Hidden in the stacks: Nebraska hosts Book Traces project
What might be hiding in the stacks of the University of Nebraska-Lincoln’s Love Library?
Readers of books, especially in the 19th century, often left behind bits of history in handwritten margin notes, photographs and other objects.
On March 30, Huskers are invited to a treasure hunt to find these unique markings, items and annotations and document them with the crowd-sourced digital humanities project, Book Traces.
The event will take place beginning at 10 a.m. in Adele Hall Learning Commons and is being led by Peter Capuano, associate professor of English and director of the 19th-century studies program, and Andrew Stauffer of the University of Virginia and founder of Book Traces.
Book Traces lets everyone become a digital humanist and aims to identify and document the unique marginalia and items left by readers long ago, and engage the question of the future of the print record in the wake of wide-scale digitization.

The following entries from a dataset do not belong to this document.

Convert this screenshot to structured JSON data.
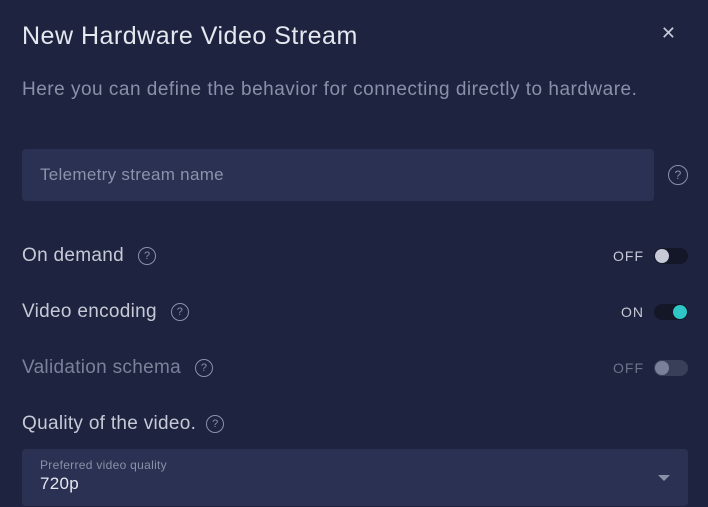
{
  "header": {
    "title": "New Hardware Video Stream",
    "subtitle": "Here you can define the behavior for connecting directly to hardware."
  },
  "nameField": {
    "placeholder": "Telemetry stream name",
    "value": ""
  },
  "settings": {
    "onDemand": {
      "label": "On demand",
      "state": "OFF"
    },
    "encoding": {
      "label": "Video encoding",
      "state": "ON"
    },
    "validation": {
      "label": "Validation schema",
      "state": "OFF"
    }
  },
  "quality": {
    "sectionLabel": "Quality of the video.",
    "floatingLabel": "Preferred video quality",
    "value": "720p"
  }
}
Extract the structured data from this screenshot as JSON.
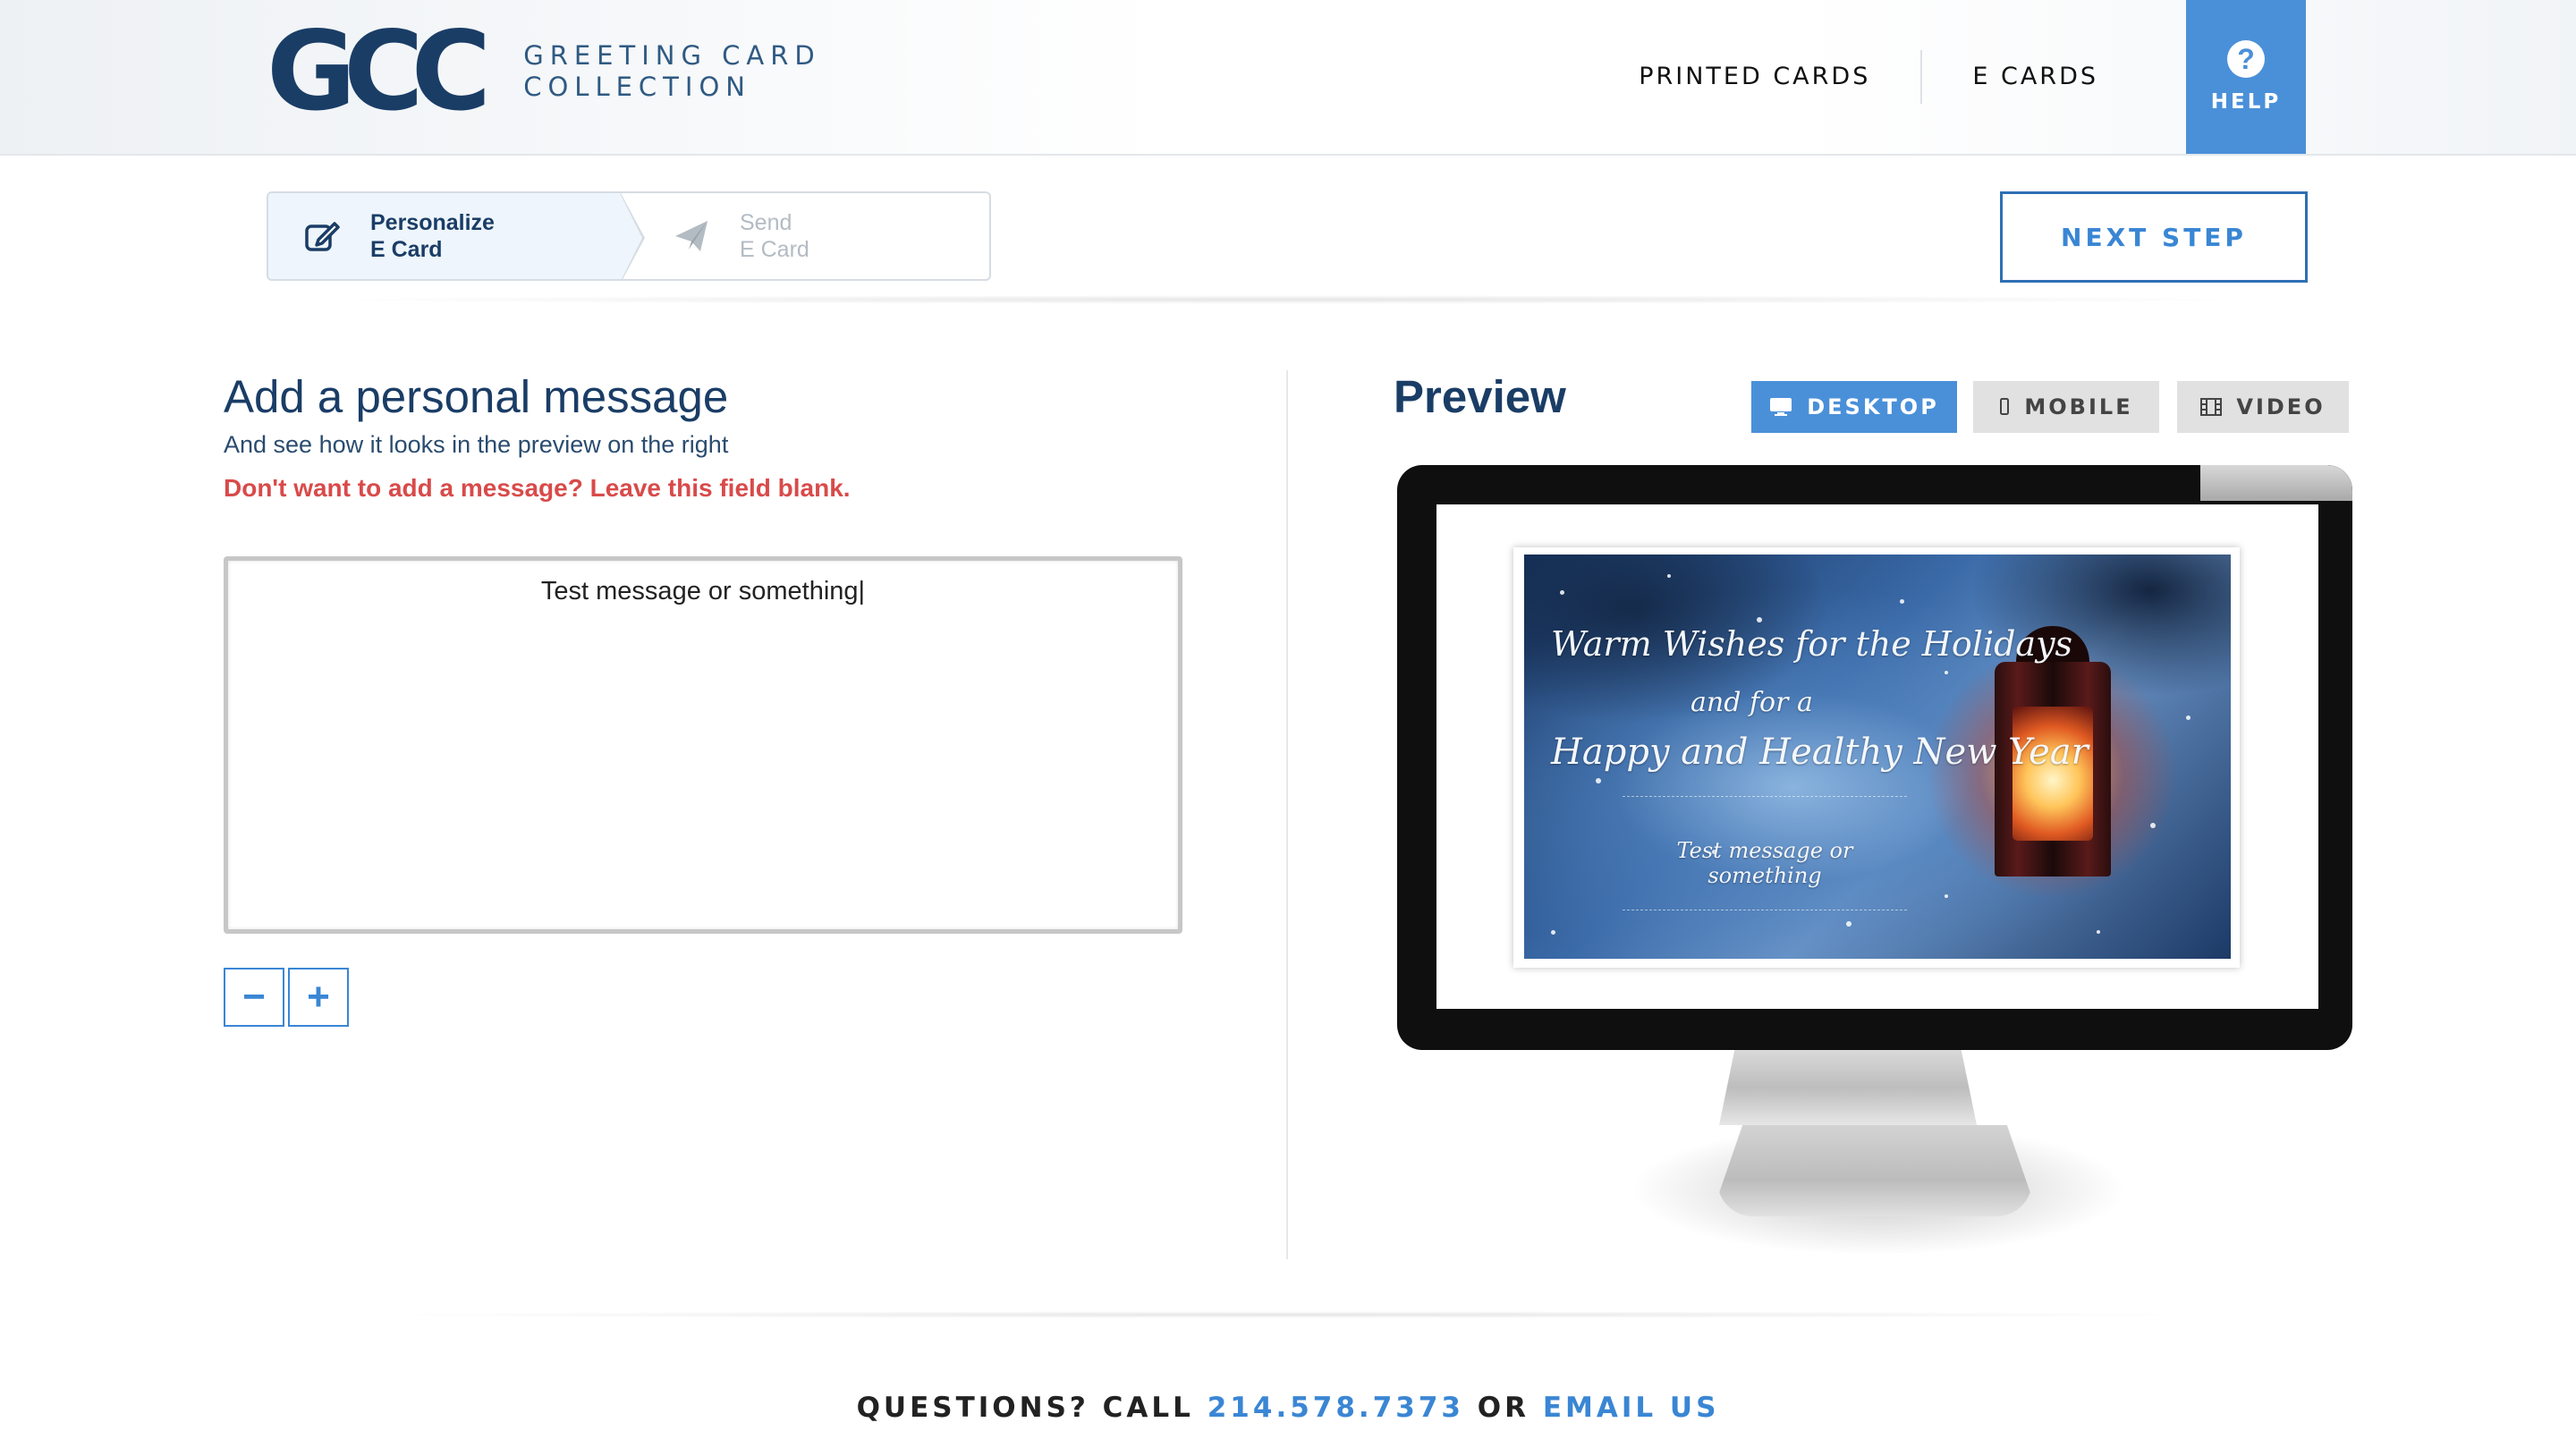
{
  "header": {
    "logo_mark": "GCC",
    "logo_line1": "GREETING CARD",
    "logo_line2": "COLLECTION",
    "nav": [
      "PRINTED CARDS",
      "E CARDS"
    ],
    "help_icon": "?",
    "help_label": "HELP"
  },
  "steps": [
    {
      "line1": "Personalize",
      "line2": "E Card",
      "icon": "edit-icon",
      "active": true
    },
    {
      "line1": "Send",
      "line2": "E Card",
      "icon": "paper-plane-icon",
      "active": false
    }
  ],
  "next_step_label": "NEXT STEP",
  "message": {
    "title": "Add a personal message",
    "subtitle": "And see how it looks in the preview on the right",
    "warning": "Don't want to add a message? Leave this field blank.",
    "value": "Test message or something",
    "decrease_label": "−",
    "increase_label": "+"
  },
  "preview": {
    "title": "Preview",
    "tabs": [
      {
        "label": "DESKTOP",
        "icon": "desktop-icon",
        "selected": true
      },
      {
        "label": "MOBILE",
        "icon": "mobile-icon",
        "selected": false
      },
      {
        "label": "VIDEO",
        "icon": "film-icon",
        "selected": false
      }
    ],
    "card_line1": "Warm Wishes for the Holidays",
    "card_line2": "and for a",
    "card_line3": "Happy and Healthy New Year",
    "card_message": "Test message or something"
  },
  "footer": {
    "prefix": "QUESTIONS? CALL ",
    "phone": "214.578.7373",
    "middle": " OR ",
    "email": "EMAIL US"
  },
  "colors": {
    "accent": "#4a90d9",
    "brand": "#1a3d66",
    "warning": "#d94a4a"
  }
}
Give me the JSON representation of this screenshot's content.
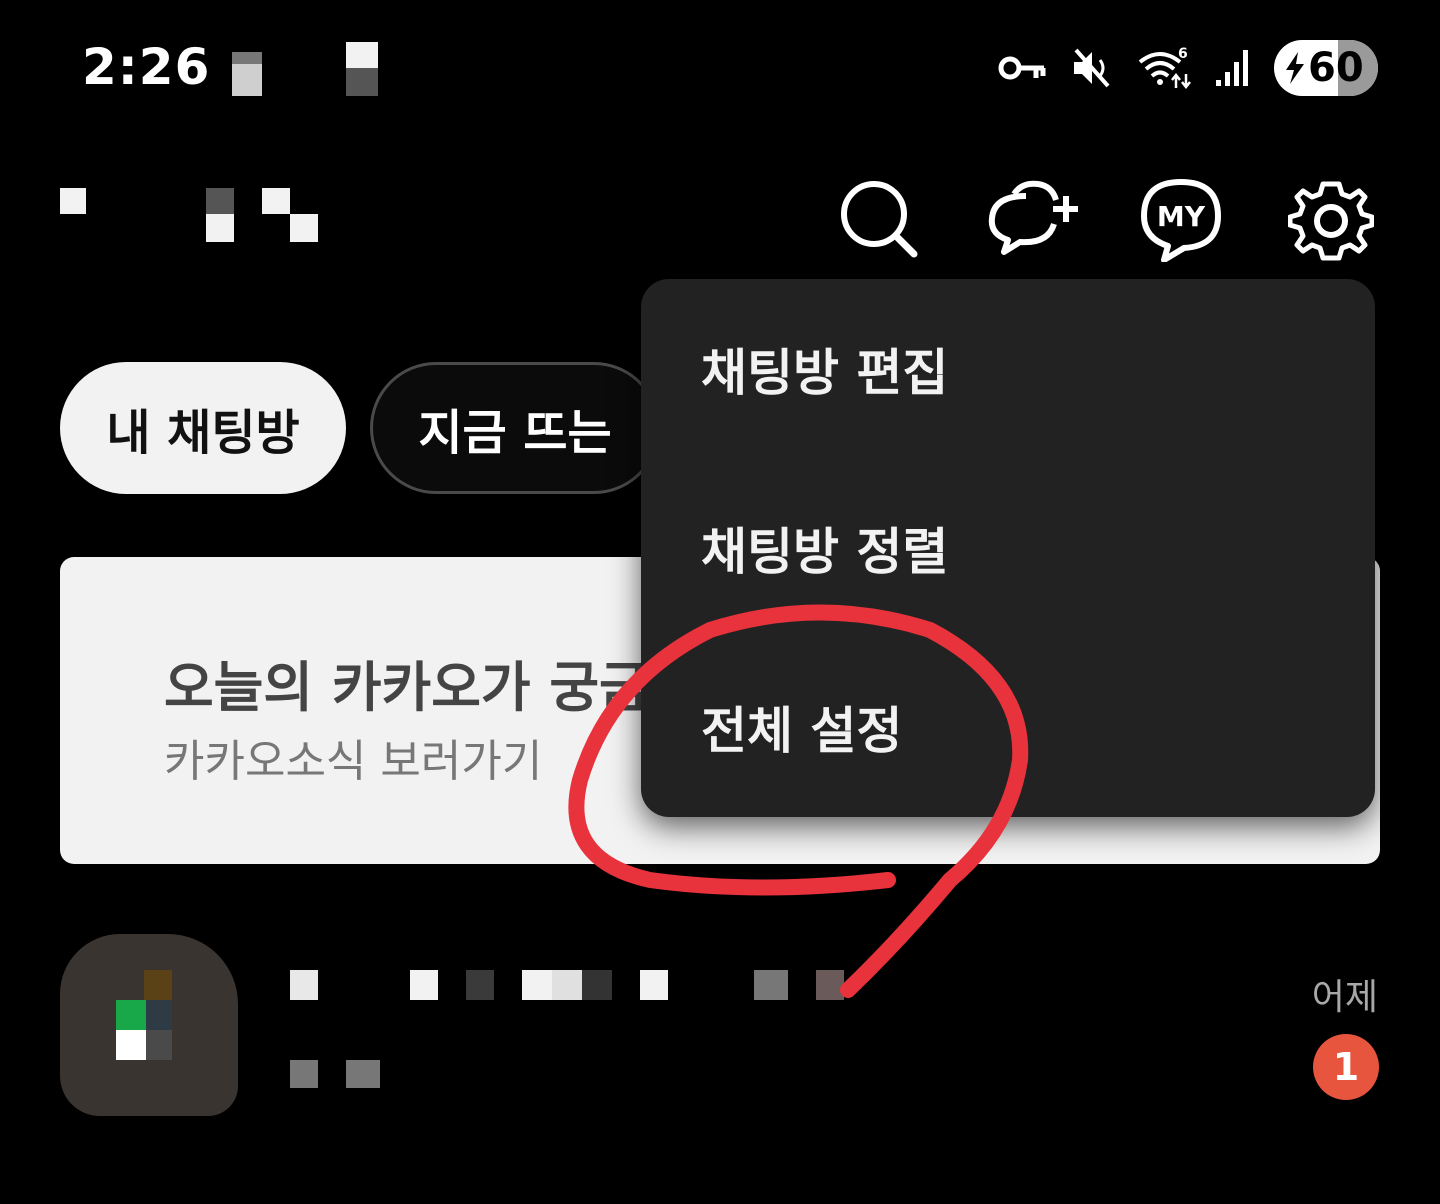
{
  "status_bar": {
    "time": "2:26",
    "battery": "60",
    "icons": [
      "key-icon",
      "mute-icon",
      "wifi-6-icon",
      "signal-icon",
      "battery-charging-icon"
    ]
  },
  "header": {
    "icons": [
      "search-icon",
      "new-chat-icon",
      "my-chat-icon",
      "settings-icon"
    ],
    "my_label": "MY"
  },
  "tabs": [
    {
      "label": "내 채팅방",
      "selected": true
    },
    {
      "label": "지금 뜨는",
      "selected": false
    }
  ],
  "banner": {
    "title": "오늘의 카카오가 궁금",
    "subtitle": "카카오소식 보러가기"
  },
  "chat_list": [
    {
      "time": "어제",
      "unread": "1"
    }
  ],
  "menu": {
    "items": [
      {
        "label": "채팅방 편집"
      },
      {
        "label": "채팅방 정렬"
      },
      {
        "label": "전체 설정"
      }
    ]
  },
  "colors": {
    "background": "#000000",
    "menu_bg": "#222222",
    "badge": "#e8553f",
    "annotation": "#e8323c"
  }
}
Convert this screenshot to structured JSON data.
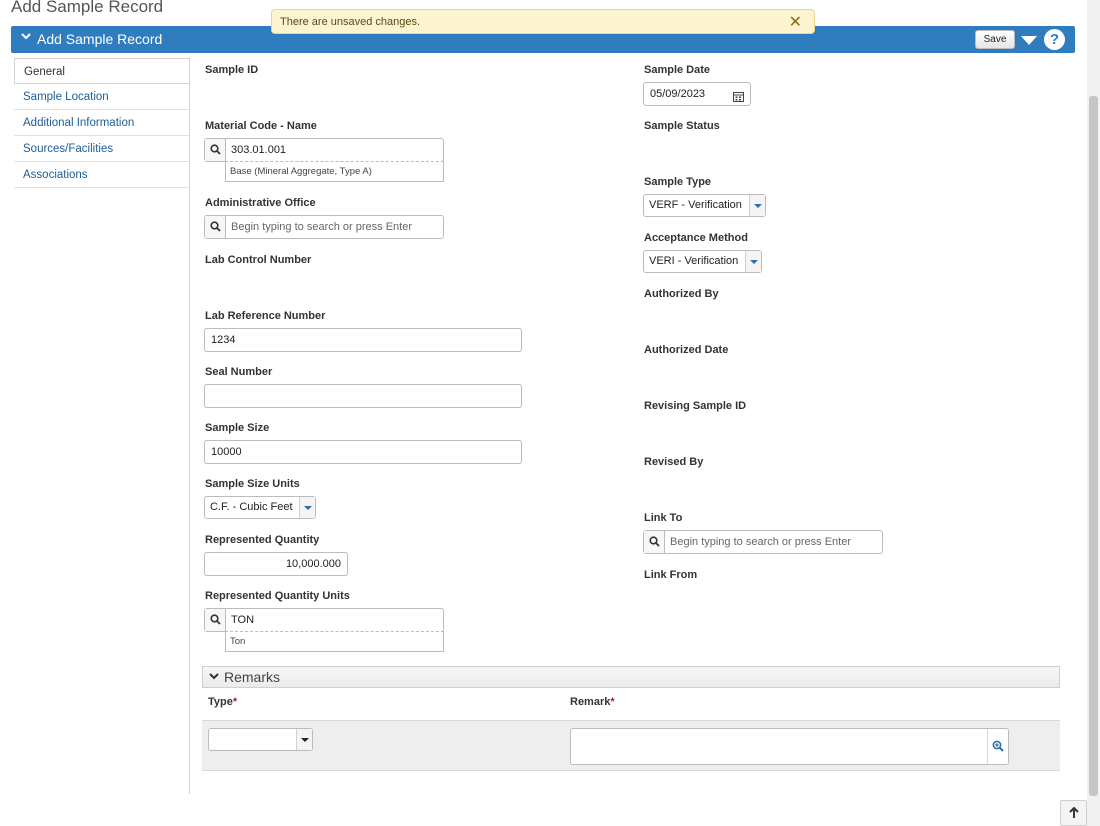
{
  "page": {
    "title": "Add Sample Record"
  },
  "alert": {
    "message": "There are unsaved changes.",
    "close_glyph": "✕"
  },
  "header": {
    "title": "Add Sample Record",
    "save_label": "Save",
    "help_glyph": "?"
  },
  "sidebar": {
    "items": [
      {
        "label": "General"
      },
      {
        "label": "Sample Location"
      },
      {
        "label": "Additional Information"
      },
      {
        "label": "Sources/Facilities"
      },
      {
        "label": "Associations"
      }
    ]
  },
  "form": {
    "sample_id": {
      "label": "Sample ID"
    },
    "material_code": {
      "label": "Material Code - Name",
      "value": "303.01.001",
      "description": "Base (Mineral Aggregate, Type A)"
    },
    "admin_office": {
      "label": "Administrative Office",
      "placeholder": "Begin typing to search or press Enter"
    },
    "lab_control_number": {
      "label": "Lab Control Number"
    },
    "lab_reference_number": {
      "label": "Lab Reference Number",
      "value": "1234"
    },
    "seal_number": {
      "label": "Seal Number",
      "value": ""
    },
    "sample_size": {
      "label": "Sample Size",
      "value": "10000"
    },
    "sample_size_units": {
      "label": "Sample Size Units",
      "value": "C.F. - Cubic Feet"
    },
    "represented_quantity": {
      "label": "Represented Quantity",
      "value": "10,000.000"
    },
    "represented_quantity_units": {
      "label": "Represented Quantity Units",
      "value": "TON",
      "description": "Ton"
    },
    "sample_date": {
      "label": "Sample Date",
      "value": "05/09/2023"
    },
    "sample_status": {
      "label": "Sample Status"
    },
    "sample_type": {
      "label": "Sample Type",
      "value": "VERF - Verification"
    },
    "acceptance_method": {
      "label": "Acceptance Method",
      "value": "VERI - Verification"
    },
    "authorized_by": {
      "label": "Authorized By"
    },
    "authorized_date": {
      "label": "Authorized Date"
    },
    "revising_sample_id": {
      "label": "Revising Sample ID"
    },
    "revised_by": {
      "label": "Revised By"
    },
    "link_to": {
      "label": "Link To",
      "placeholder": "Begin typing to search or press Enter"
    },
    "link_from": {
      "label": "Link From"
    }
  },
  "remarks": {
    "title": "Remarks",
    "type_header": "Type",
    "remark_header": "Remark",
    "required_marker": "*",
    "type_value": "",
    "remark_value": ""
  },
  "colors": {
    "header": "#2f7dbe",
    "alert_bg": "#fcf4cf",
    "link": "#1d5e96",
    "required": "#b31b1b"
  }
}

“With the help of students, faculty and librarians, we have discovered thousands of examples of 19th-century annotation in books in the circulating collections of academic libraries,” Stauffer wrote about the project. “Such marks and such reveries help us understand the particular place of books as domestic and social objects during the 19th century.”
Participants will go into some of the oldest collections in Love Library and document finds via digital photos taken with their phones.
Capuano was excited to bring Stauffer to initiate the project at Nebraska and to give a lecture on the project and the finds unique to Nebraska. The presentation is slated for 3:30 p.m. in the Peterson Room, Love Library 221.
“There is something to be learned from the University of Nebraska–Lincoln’s books,” he said. “We don’t know what we’re going to find. Undoubtedly, it will be unique to Nebraska’s place.”